Short selections of James are read mainly in the latter part of Year B.1 The letter, largely full of practical moral guidance in a largely traditional Jewish mode, sometimes has echoes of Jesus’ teaching. Tradition attributes it to James, the brother of Jesus, and nearly all its content fits with the picture we gain elsewhere of James, clearly a leader in the Jerusalem church in Paul’s day. In this prominence of Jesus’ brother in the community, the early Jesus movement is showing that traditional Jewish family and community values were maintained alongside the more radical prophetic note Jesus often sounded.

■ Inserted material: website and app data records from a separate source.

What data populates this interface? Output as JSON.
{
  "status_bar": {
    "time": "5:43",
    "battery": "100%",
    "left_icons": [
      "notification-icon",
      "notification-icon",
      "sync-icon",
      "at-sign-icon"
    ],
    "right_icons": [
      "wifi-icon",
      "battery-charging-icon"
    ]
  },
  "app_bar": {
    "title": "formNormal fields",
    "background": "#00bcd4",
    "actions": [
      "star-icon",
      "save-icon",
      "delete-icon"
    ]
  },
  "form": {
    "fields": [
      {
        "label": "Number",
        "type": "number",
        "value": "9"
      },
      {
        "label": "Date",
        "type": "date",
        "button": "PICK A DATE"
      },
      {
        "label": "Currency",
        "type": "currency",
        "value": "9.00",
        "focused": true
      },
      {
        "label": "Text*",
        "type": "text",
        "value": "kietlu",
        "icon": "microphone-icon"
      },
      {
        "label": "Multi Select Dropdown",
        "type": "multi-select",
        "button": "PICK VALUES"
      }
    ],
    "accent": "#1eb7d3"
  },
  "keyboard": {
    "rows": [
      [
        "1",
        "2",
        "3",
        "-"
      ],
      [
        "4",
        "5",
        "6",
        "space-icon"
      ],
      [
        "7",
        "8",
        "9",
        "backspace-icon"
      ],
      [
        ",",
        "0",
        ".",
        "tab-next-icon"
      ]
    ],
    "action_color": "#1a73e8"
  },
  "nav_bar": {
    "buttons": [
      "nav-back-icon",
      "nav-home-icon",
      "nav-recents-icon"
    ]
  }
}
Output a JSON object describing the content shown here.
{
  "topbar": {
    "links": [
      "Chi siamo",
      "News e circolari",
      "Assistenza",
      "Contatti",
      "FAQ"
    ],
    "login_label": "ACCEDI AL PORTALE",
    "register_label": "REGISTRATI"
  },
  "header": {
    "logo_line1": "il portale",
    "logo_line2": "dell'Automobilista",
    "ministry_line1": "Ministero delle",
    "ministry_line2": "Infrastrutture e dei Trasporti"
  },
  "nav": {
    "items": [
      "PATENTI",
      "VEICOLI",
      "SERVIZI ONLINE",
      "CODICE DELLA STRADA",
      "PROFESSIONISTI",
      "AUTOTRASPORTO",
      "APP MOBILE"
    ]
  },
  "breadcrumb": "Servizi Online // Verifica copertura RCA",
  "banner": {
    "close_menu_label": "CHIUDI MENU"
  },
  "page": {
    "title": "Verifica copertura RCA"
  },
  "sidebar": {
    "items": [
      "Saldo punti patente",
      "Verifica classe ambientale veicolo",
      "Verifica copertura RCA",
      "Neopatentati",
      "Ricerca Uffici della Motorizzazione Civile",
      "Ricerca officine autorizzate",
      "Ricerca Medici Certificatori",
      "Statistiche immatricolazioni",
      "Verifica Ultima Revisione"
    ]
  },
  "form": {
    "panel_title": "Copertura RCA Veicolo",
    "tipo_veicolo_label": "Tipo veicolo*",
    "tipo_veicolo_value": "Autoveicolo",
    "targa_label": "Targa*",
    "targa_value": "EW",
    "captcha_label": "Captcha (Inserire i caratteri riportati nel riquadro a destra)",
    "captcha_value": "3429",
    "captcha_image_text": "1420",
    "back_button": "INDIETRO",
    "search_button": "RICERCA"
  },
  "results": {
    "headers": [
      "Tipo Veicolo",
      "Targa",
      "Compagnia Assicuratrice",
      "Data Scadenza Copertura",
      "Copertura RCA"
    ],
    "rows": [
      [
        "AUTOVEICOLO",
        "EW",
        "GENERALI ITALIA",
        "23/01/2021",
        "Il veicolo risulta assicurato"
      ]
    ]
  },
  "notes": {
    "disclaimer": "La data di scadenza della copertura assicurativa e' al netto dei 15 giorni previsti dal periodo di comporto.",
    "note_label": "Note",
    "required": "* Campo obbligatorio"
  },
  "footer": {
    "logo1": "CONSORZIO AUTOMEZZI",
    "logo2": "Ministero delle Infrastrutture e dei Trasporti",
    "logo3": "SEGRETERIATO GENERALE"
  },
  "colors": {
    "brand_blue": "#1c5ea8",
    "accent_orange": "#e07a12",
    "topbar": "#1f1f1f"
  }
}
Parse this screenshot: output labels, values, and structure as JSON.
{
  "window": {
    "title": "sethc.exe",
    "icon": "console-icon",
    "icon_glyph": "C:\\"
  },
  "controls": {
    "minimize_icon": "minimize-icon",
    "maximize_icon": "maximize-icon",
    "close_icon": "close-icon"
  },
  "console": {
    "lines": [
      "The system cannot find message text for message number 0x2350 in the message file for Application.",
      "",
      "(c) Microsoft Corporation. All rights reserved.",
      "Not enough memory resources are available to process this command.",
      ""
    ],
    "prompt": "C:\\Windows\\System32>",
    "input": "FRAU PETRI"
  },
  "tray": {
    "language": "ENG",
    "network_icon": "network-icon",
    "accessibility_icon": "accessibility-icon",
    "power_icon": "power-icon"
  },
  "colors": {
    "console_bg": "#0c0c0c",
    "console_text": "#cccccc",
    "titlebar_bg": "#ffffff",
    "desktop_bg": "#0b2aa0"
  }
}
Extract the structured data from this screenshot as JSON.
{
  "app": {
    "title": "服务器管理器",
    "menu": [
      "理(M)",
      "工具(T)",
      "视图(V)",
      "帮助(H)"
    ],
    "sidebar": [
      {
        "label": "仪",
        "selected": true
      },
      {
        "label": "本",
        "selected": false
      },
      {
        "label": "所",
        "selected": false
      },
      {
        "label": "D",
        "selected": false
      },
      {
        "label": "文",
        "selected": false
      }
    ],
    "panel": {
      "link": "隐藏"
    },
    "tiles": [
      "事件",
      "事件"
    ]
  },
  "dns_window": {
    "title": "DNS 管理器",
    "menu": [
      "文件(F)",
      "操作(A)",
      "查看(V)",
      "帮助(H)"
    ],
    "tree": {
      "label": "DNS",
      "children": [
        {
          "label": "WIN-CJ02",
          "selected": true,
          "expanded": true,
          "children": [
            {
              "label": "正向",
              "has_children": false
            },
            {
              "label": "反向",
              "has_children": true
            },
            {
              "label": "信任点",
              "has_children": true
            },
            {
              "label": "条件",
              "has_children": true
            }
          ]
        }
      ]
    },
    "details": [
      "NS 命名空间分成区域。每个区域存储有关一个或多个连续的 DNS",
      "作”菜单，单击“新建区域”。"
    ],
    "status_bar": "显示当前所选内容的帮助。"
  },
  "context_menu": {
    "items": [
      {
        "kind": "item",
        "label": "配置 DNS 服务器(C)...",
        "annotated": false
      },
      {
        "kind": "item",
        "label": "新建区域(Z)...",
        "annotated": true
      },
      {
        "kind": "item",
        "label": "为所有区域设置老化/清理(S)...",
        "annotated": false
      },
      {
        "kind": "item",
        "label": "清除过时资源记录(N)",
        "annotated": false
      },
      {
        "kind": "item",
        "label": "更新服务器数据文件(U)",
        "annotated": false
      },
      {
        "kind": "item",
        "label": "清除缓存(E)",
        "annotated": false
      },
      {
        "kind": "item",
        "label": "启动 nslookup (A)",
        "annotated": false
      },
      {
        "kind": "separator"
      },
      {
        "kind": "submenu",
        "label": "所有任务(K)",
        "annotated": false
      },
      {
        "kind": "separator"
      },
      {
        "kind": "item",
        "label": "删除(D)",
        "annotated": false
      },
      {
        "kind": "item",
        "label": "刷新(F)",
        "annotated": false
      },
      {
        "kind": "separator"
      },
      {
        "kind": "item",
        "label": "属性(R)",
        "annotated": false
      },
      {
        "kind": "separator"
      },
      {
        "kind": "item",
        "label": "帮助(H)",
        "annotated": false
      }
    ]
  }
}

The strongest arguments against James’ authorship are the high quality of the Greek the letter is written in and perhaps the apparently settled and socially unequal nature of the Christian synagogue James is challenging about their behaviour. The question of who wrote the letter does not substantially affect its meaning.2Continue reading “Keeping it in the family: James”